Research on human behavior notes that we often excuse personal bad behavior using external variables, yet blame internal unchangeable qualities for the same actions in others. Further, we rationalize behavior, by placing it into a personally coherent narrative or story. Unfortunately, we are only able to perceive the story and details we are currently focused on thereby losing sight of the many details not currently seen.
In science there’s a built-in mechanism for continuing to ask questions and a peer review process to help doubt flourish even after conclusions have been reached. When it comes to humanity, there is no built-in process, it has to be taught, practiced and actively engaged in.

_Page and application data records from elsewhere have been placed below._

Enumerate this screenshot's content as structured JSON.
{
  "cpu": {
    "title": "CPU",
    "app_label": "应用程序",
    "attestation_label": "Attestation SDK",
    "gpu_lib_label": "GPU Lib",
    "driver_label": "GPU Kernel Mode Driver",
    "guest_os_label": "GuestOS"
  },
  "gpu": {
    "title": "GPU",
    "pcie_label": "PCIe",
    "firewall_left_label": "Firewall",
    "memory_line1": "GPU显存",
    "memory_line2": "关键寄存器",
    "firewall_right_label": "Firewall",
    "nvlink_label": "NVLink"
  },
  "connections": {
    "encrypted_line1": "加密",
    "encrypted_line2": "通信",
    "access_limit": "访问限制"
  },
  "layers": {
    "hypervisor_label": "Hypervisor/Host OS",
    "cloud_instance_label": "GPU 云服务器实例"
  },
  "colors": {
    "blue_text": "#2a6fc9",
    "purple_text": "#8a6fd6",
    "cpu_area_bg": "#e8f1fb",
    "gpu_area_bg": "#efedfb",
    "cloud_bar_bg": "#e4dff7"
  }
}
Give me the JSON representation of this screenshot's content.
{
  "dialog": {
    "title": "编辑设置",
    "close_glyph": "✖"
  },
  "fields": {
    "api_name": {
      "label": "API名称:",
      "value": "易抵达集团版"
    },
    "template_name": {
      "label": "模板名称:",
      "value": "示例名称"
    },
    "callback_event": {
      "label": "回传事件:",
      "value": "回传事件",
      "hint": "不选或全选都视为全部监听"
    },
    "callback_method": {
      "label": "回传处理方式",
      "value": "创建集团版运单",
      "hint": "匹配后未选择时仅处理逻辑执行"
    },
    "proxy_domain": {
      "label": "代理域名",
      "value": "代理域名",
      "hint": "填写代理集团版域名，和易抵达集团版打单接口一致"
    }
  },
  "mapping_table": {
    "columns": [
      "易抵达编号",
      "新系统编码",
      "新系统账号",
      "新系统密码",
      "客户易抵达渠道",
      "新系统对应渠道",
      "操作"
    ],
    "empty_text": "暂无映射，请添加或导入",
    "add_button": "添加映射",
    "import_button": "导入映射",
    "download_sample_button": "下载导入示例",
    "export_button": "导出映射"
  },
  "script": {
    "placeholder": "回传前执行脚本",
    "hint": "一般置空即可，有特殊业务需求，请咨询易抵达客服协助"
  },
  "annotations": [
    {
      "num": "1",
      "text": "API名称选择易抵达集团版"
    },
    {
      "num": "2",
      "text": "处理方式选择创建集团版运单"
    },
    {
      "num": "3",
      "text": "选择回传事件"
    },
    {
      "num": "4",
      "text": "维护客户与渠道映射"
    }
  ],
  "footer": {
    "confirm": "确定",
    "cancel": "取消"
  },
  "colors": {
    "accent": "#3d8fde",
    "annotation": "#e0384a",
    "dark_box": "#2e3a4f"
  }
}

The result is a tendency to make what is normal human behavior within disparate social situations, into glaring pointers towards pathology. A person lies and it’s a sign they’re a sociopath and pathological liar. A person experiences variations in mood and it’s a sign of Bipolar Disorder. Periods of sadness are now Major Depressive Disorder. That the person in question faced a difficult choice, went from a challenging environment to a supportive one, and is working through a loss, respectively, are all side-notes to the need to identify something aberrant.
Changing Human Behavior
Learning to utilize a process of continued questioning of our behaviors, biases, and underlying thought processes encourages us to become more resilient. We can encourage communication, understanding, and connection by approaching others from a place of exploration making it easier to find common ground. To explore these ideas in more detail check out Why We Make Mistakes by Joseph Hallinan